Now we shouldn’t expect everyone to exercise 1 minute more a day – some people cannot. Not just the wheelchair bound; I’m going to stick up for sufferers of mental health problems, to make a point: if one were planing on taking their life, exercise would seem pretty pointless.

But if there is a 10:1 ratio of well to unwell, then just an extra 6 seconds will make up for those who are unable. So, is 66 seconds so much to ask, to look after yourself, the NHS, and the unwell? I think not.

So: Go and do some exercise NOW! Just go up and down those stairs twice. Or 30 pushups, build up those abs and look sexy. Or dig out that awful bush in your garden that you hate. That’s 20 minutes of intense exercise right there! You’ll get a real buzz out of that, I guarantee you. Or do 45 star jumps. Just one minute. For Britain!




Lol @ Andrex

I had a few moments to spare and something on the back of a pack of Andrex rolls caught my eye.

On most household items these days, brands always try to make their product more exciting, easier to use, more attractive to the consumer, and where appropriate, instructions for use.

I always liked a good read of the back of a cereal packet while having breakfast.

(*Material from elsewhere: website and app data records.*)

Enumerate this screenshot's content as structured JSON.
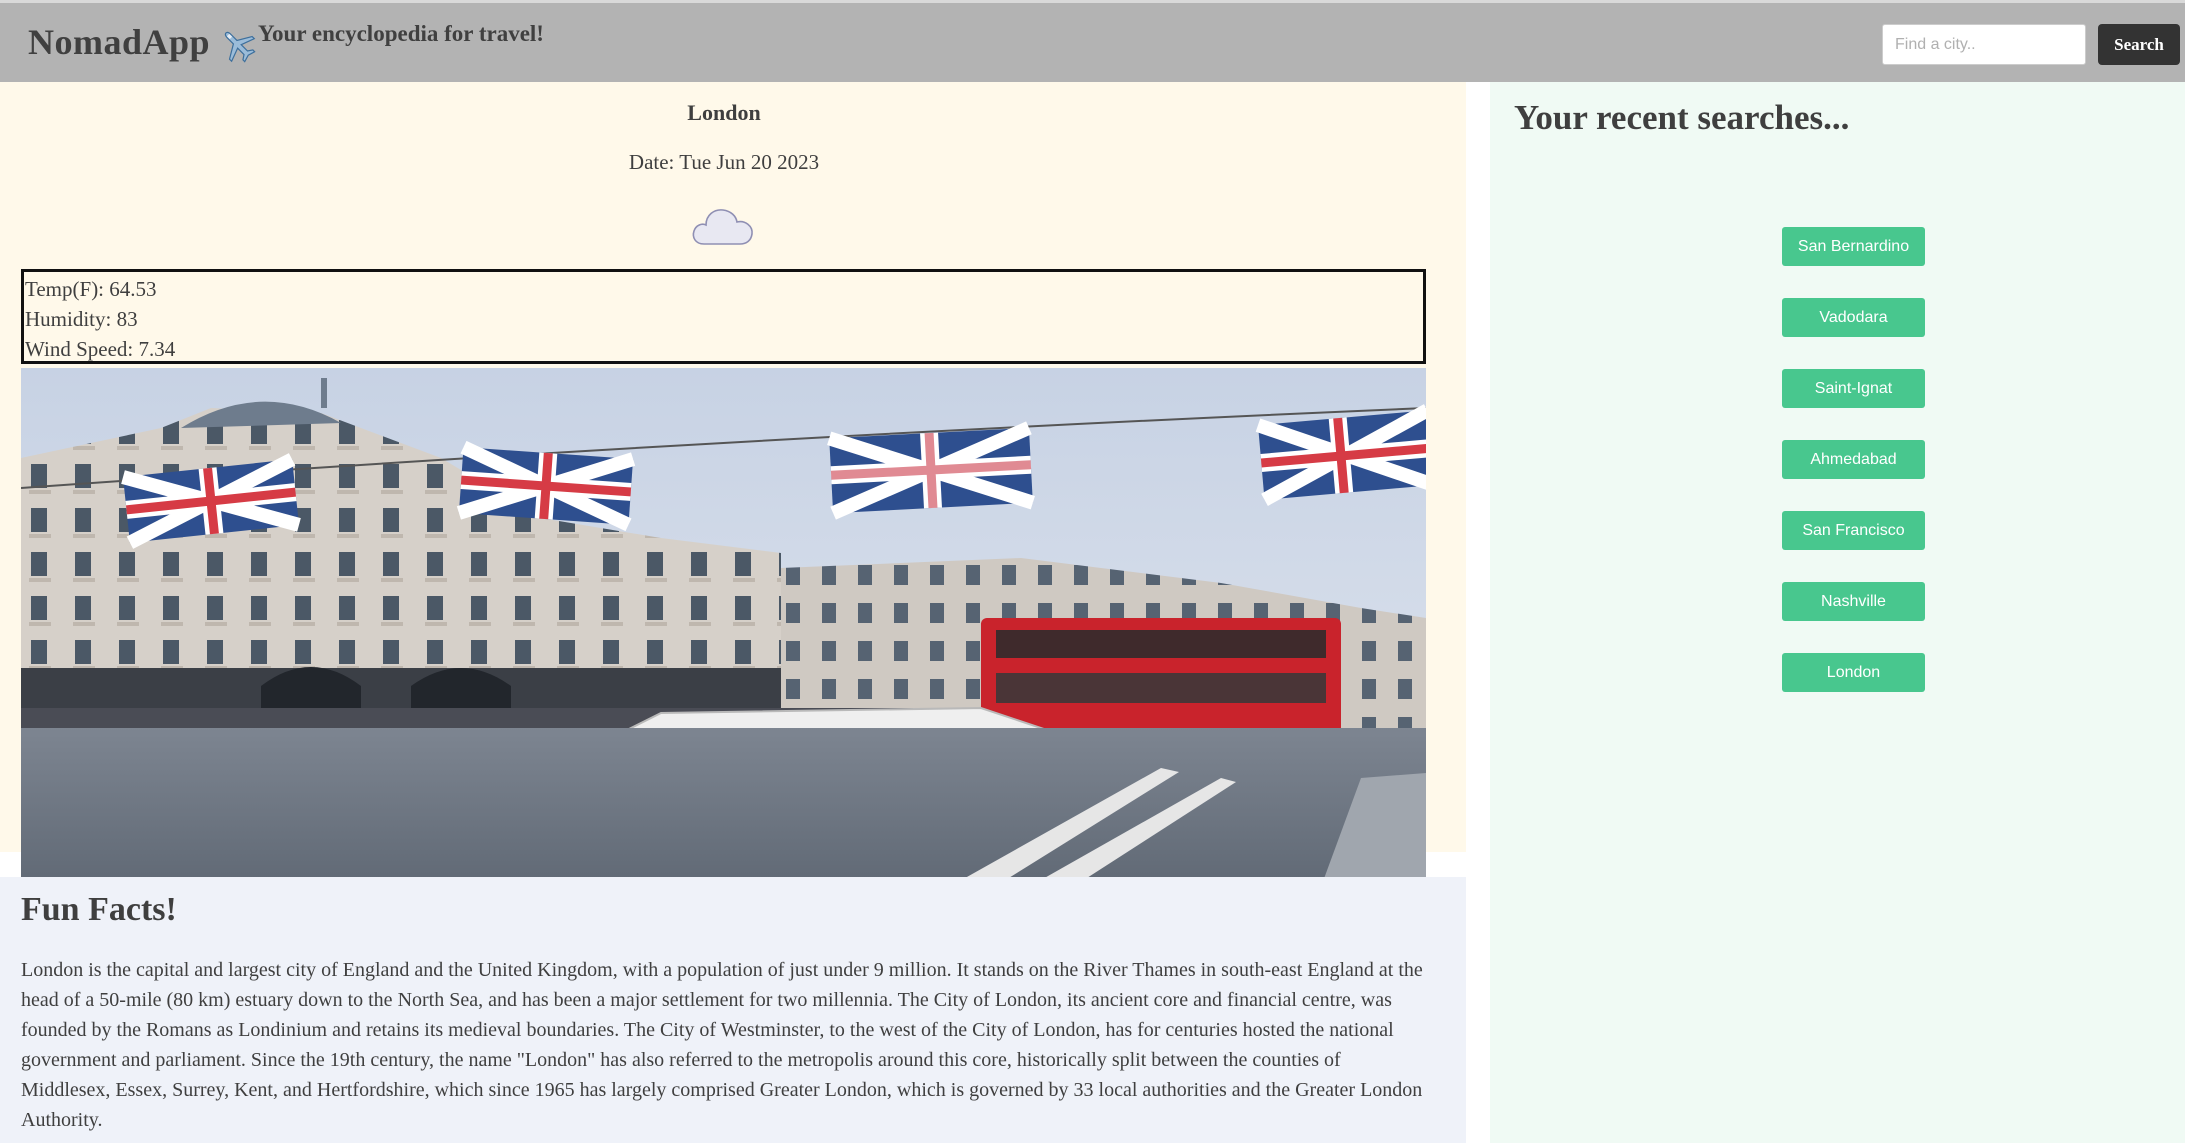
{
  "header": {
    "brand": "NomadApp",
    "plane_icon": "airplane-icon",
    "tagline": "Your encyclopedia for travel!",
    "search_placeholder": "Find a city..",
    "search_value": "",
    "search_button": "Search",
    "background": "#b3b3b3"
  },
  "weather": {
    "city": "London",
    "date": "Date: Tue Jun 20 2023",
    "icon": "cloud-icon",
    "temp": "Temp(F): 64.53",
    "humidity": "Humidity: 83",
    "wind": "Wind Speed: 7.34",
    "photo": "london-street-photo",
    "background": "#fff9ea"
  },
  "facts": {
    "title": "Fun Facts!",
    "text": "London is the capital and largest city of England and the United Kingdom, with a population of just under 9 million. It stands on the River Thames in south-east England at the head of a 50-mile (80 km) estuary down to the North Sea, and has been a major settlement for two millennia. The City of London, its ancient core and financial centre, was founded by the Romans as Londinium and retains its medieval boundaries. The City of Westminster, to the west of the City of London, has for centuries hosted the national government and parliament. Since the 19th century, the name \"London\" has also referred to the metropolis around this core, historically split between the counties of Middlesex, Essex, Surrey, Kent, and Hertfordshire, which since 1965 has largely comprised Greater London, which is governed by 33 local authorities and the Greater London Authority.",
    "background": "#eff2f9"
  },
  "sidebar": {
    "title": "Your recent searches...",
    "background": "#f0faf4",
    "accent": "#48c78e",
    "items": [
      "San Bernardino",
      "Vadodara",
      "Saint-Ignat",
      "Ahmedabad",
      "San Francisco",
      "Nashville",
      "London"
    ]
  }
}
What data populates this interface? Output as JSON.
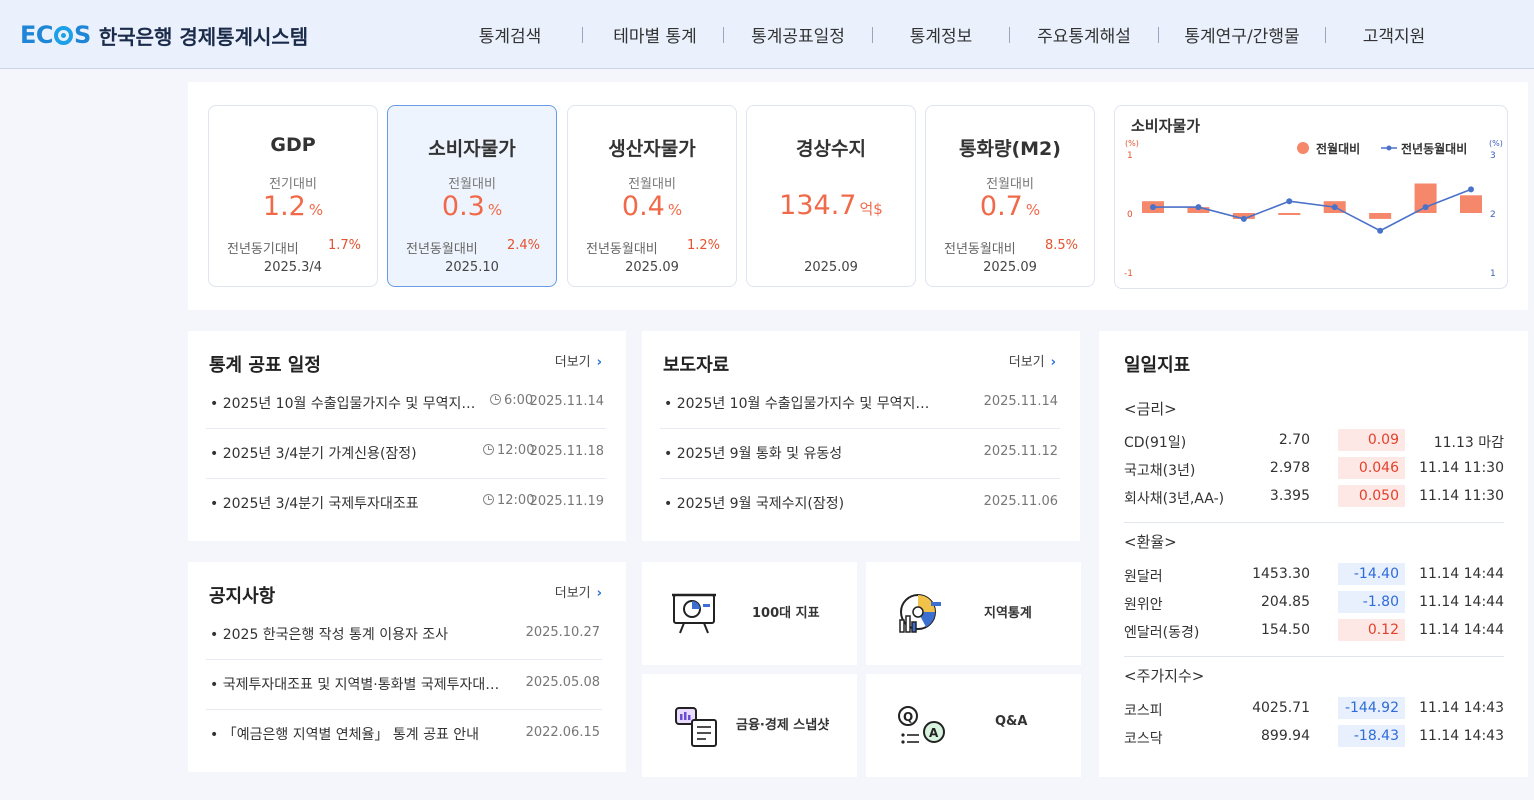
{
  "header": {
    "logo_text": "ECOS",
    "site_title": "한국은행 경제통계시스템",
    "nav": [
      "통계검색",
      "테마별 통계",
      "통계공표일정",
      "통계정보",
      "주요통계해설",
      "통계연구/간행물",
      "고객지원"
    ]
  },
  "indicators": [
    {
      "title": "GDP",
      "sublabel": "전기대비",
      "value": "1.2",
      "unit": "%",
      "yoy_label": "전년동기대비",
      "yoy_value": "1.7%",
      "period": "2025.3/4"
    },
    {
      "title": "소비자물가",
      "sublabel": "전월대비",
      "value": "0.3",
      "unit": "%",
      "yoy_label": "전년동월대비",
      "yoy_value": "2.4%",
      "period": "2025.10"
    },
    {
      "title": "생산자물가",
      "sublabel": "전월대비",
      "value": "0.4",
      "unit": "%",
      "yoy_label": "전년동월대비",
      "yoy_value": "1.2%",
      "period": "2025.09"
    },
    {
      "title": "경상수지",
      "sublabel": "",
      "value": "134.7",
      "unit": "억$",
      "yoy_label": "",
      "yoy_value": "",
      "period": "2025.09"
    },
    {
      "title": "통화량(M2)",
      "sublabel": "전월대비",
      "value": "0.7",
      "unit": "%",
      "yoy_label": "전년동월대비",
      "yoy_value": "8.5%",
      "period": "2025.09"
    }
  ],
  "mini_chart": {
    "title": "소비자물가",
    "left_unit": "(%)",
    "right_unit": "(%)",
    "left_ticks": [
      "1",
      "0",
      "-1"
    ],
    "right_ticks": [
      "3",
      "2",
      "1"
    ]
  },
  "chart_data": {
    "type": "bar",
    "title": "소비자물가",
    "series": [
      {
        "name": "전월대비",
        "type": "bar",
        "axis": "left",
        "color": "#f5876a",
        "values": [
          0.2,
          0.1,
          -0.1,
          0.0,
          0.2,
          -0.1,
          0.5,
          0.3
        ]
      },
      {
        "name": "전년동월대비",
        "type": "line",
        "axis": "right",
        "color": "#4a72c8",
        "values": [
          2.1,
          2.1,
          1.9,
          2.2,
          2.1,
          1.7,
          2.1,
          2.4
        ]
      }
    ],
    "ylim_left": [
      -1,
      1
    ],
    "ylim_right": [
      1,
      3
    ],
    "legend_position": "top-right"
  },
  "schedule": {
    "title": "통계 공표 일정",
    "more": "더보기",
    "items": [
      {
        "text": "2025년 10월 수출입물가지수 및 무역지…",
        "time": "6:00",
        "date": "2025.11.14"
      },
      {
        "text": "2025년 3/4분기 가계신용(잠정)",
        "time": "12:00",
        "date": "2025.11.18"
      },
      {
        "text": "2025년 3/4분기 국제투자대조표",
        "time": "12:00",
        "date": "2025.11.19"
      }
    ]
  },
  "press": {
    "title": "보도자료",
    "more": "더보기",
    "items": [
      {
        "text": "2025년 10월 수출입물가지수 및 무역지…",
        "date": "2025.11.14"
      },
      {
        "text": "2025년 9월 통화 및 유동성",
        "date": "2025.11.12"
      },
      {
        "text": "2025년 9월 국제수지(잠정)",
        "date": "2025.11.06"
      }
    ]
  },
  "notice": {
    "title": "공지사항",
    "more": "더보기",
    "items": [
      {
        "text": "2025 한국은행 작성 통계 이용자 조사",
        "date": "2025.10.27"
      },
      {
        "text": "국제투자대조표 및 지역별·통화별 국제투자대조…",
        "date": "2025.05.08"
      },
      {
        "text": "「예금은행 지역별 연체율」 통계 공표 안내",
        "date": "2022.06.15"
      }
    ]
  },
  "tiles": [
    {
      "label": "100대 지표",
      "icon": "presentation-chart-icon"
    },
    {
      "label": "지역통계",
      "icon": "regional-stats-icon"
    },
    {
      "label": "금융·경제 스냅샷",
      "icon": "snapshot-icon"
    },
    {
      "label": "Q&A",
      "icon": "qa-icon"
    }
  ],
  "daily": {
    "title": "일일지표",
    "sections": [
      {
        "name": "<금리>",
        "rows": [
          {
            "name": "CD(91일)",
            "value": "2.70",
            "change": "0.09",
            "dir": "up",
            "time": "11.13 마감"
          },
          {
            "name": "국고채(3년)",
            "value": "2.978",
            "change": "0.046",
            "dir": "up",
            "time": "11.14 11:30"
          },
          {
            "name": "회사채(3년,AA-)",
            "value": "3.395",
            "change": "0.050",
            "dir": "up",
            "time": "11.14 11:30"
          }
        ]
      },
      {
        "name": "<환율>",
        "rows": [
          {
            "name": "원달러",
            "value": "1453.30",
            "change": "-14.40",
            "dir": "dn",
            "time": "11.14 14:44"
          },
          {
            "name": "원위안",
            "value": "204.85",
            "change": "-1.80",
            "dir": "dn",
            "time": "11.14 14:44"
          },
          {
            "name": "엔달러(동경)",
            "value": "154.50",
            "change": "0.12",
            "dir": "up",
            "time": "11.14 14:44"
          }
        ]
      },
      {
        "name": "<주가지수>",
        "rows": [
          {
            "name": "코스피",
            "value": "4025.71",
            "change": "-144.92",
            "dir": "dn",
            "time": "11.14 14:43"
          },
          {
            "name": "코스닥",
            "value": "899.94",
            "change": "-18.43",
            "dir": "dn",
            "time": "11.14 14:43"
          }
        ]
      }
    ]
  }
}
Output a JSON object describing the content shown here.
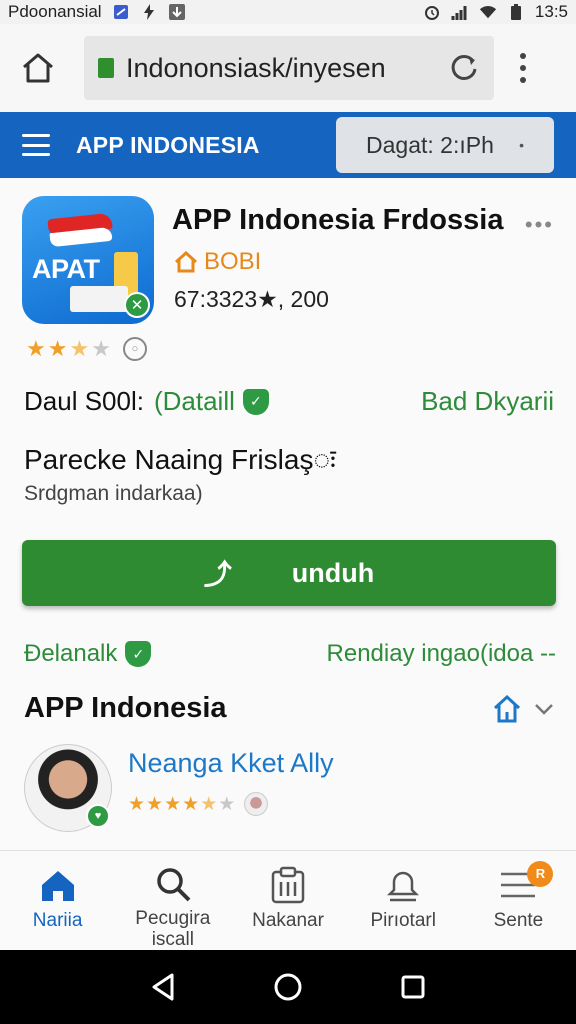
{
  "status_bar": {
    "carrier": "Pdoonansial",
    "time": "13:5"
  },
  "browser": {
    "url": "Indononsiask/inyesen"
  },
  "header": {
    "title": "APP INDONESIA",
    "language_select": "Dagat: 2:ıPh"
  },
  "app": {
    "icon_text": "APAT",
    "name": "APP Indonesia Frdossia",
    "developer": "BOBI",
    "stats": "67:3323★, 200",
    "rating": 2.5
  },
  "details": {
    "label": "Daul S00l:",
    "link": "(Dataill",
    "right_link": "Bad Dkyarii"
  },
  "heading2": "Parecke Naaing Frislaşः",
  "subheading2": "Srdgman indarkaa)",
  "download": {
    "label": "unduh"
  },
  "links": {
    "left": "Đelanalk",
    "right": "Rendiay ingao(idoa --"
  },
  "section": {
    "title": "APP Indonesia"
  },
  "review": {
    "reviewer": "Neanga Kket Ally",
    "rating": 4.5
  },
  "bottom_nav": {
    "items": [
      {
        "label": "Nariia",
        "icon": "home-icon",
        "active": true
      },
      {
        "label": "Pecugira iscall",
        "icon": "search-icon",
        "active": false
      },
      {
        "label": "Nakanar",
        "icon": "clipboard-icon",
        "active": false
      },
      {
        "label": "Pirıotarl",
        "icon": "bell-icon",
        "active": false
      },
      {
        "label": "Sente",
        "icon": "menu-icon",
        "active": false,
        "badge": "R"
      }
    ]
  },
  "colors": {
    "primary": "#1565c0",
    "download": "#2e8b32",
    "link": "#2e8b3a",
    "developer": "#e6891a",
    "star": "#f0a028"
  }
}
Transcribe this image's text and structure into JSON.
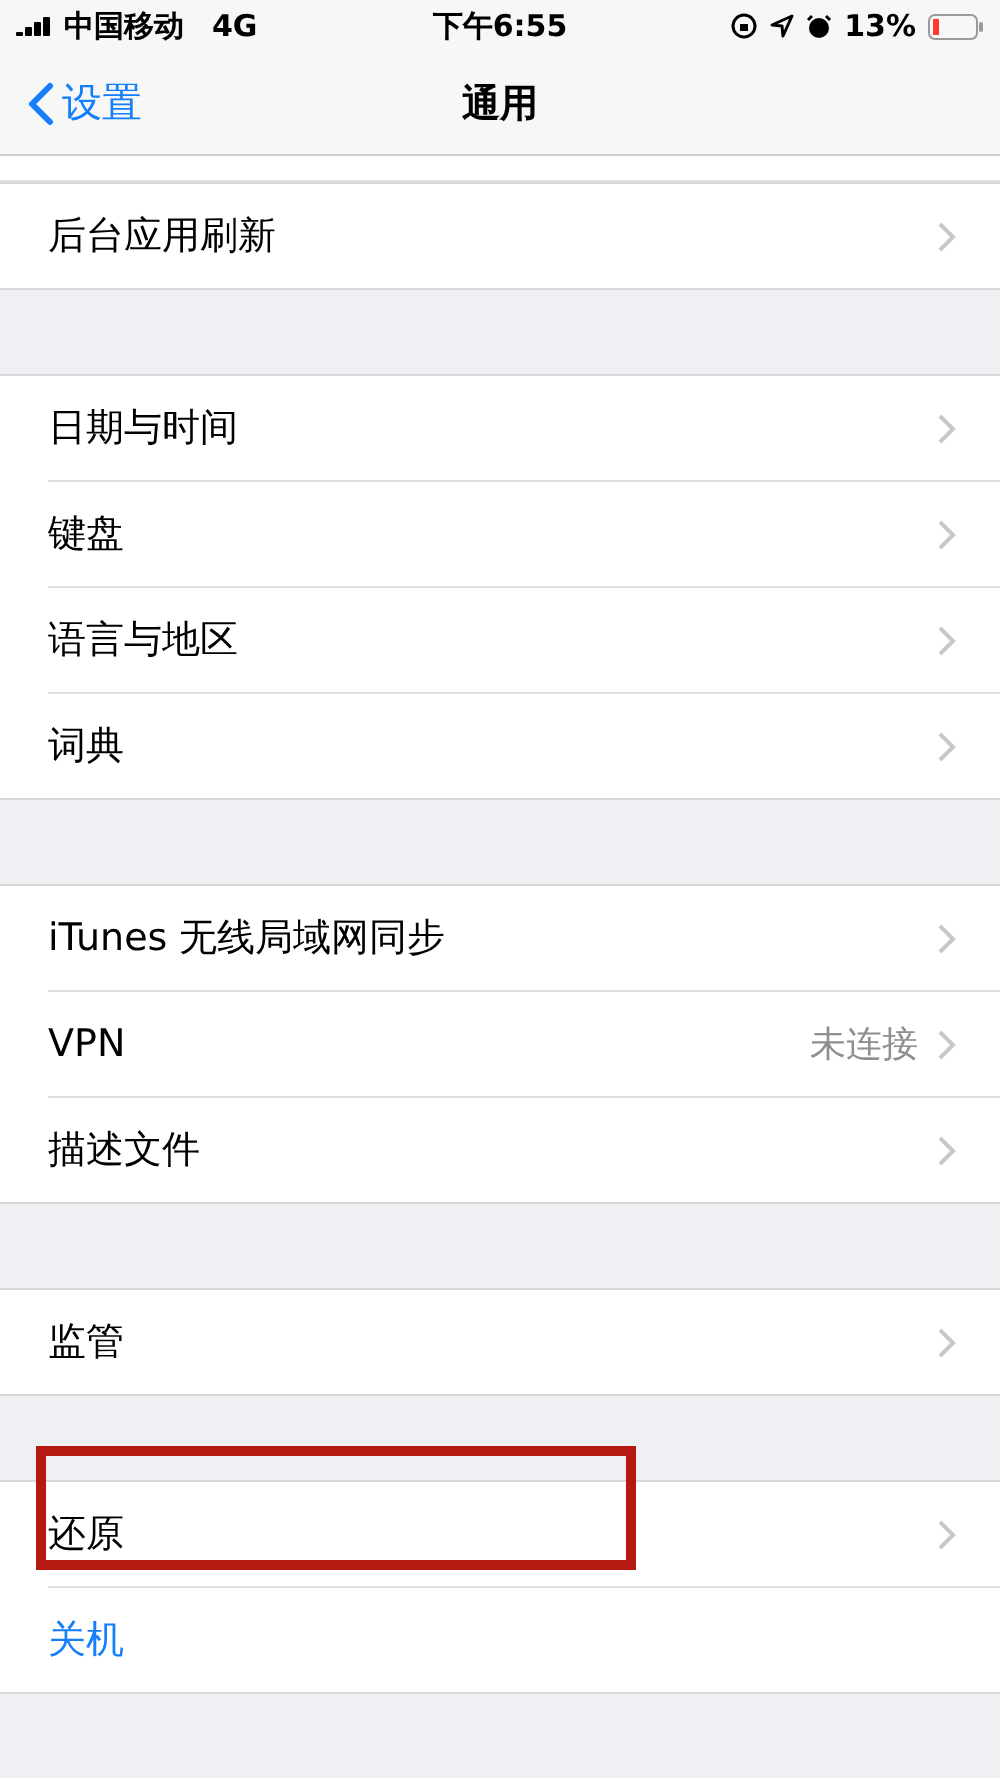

It doesn’t have to be much; at that time in the morning, even an ingredients list can be more than adequately stimulating. And quite frankly, I’ll also find myself reading just about anything while on the crapper.

But what I found on the back of this Andrex pack was surprisingly surprising:


I mean, really, who on earth needs instructions for wiping their arse? If someone is capable of reading, then they should surely already know how to wipe their arse.

What’s even more surprising, is they seem to have missed out some crucial steps.

So maybe my assumption that everyone is aware of the steps in procedure was incorrect. I mean, if the manufacturers of toilet roll can’t get it right, then perhaps it would be a great public service if someone were to outline a complete procedure – so those looking to become proficient have a definitive reference. After all, mistakes could cause quite a mess.

So I’ve decided to take the liberty of preparing such a guide, which I will include in a future post once complete. It should be noted that while I’m not a professional, I do have a lot of experience.

If anyone has any suggestions on refining my process, please do let me know, so I can work towards a neater, more refined, more accurate, and more useful revision. I will then send it to Andrex – I suspect it will be well received.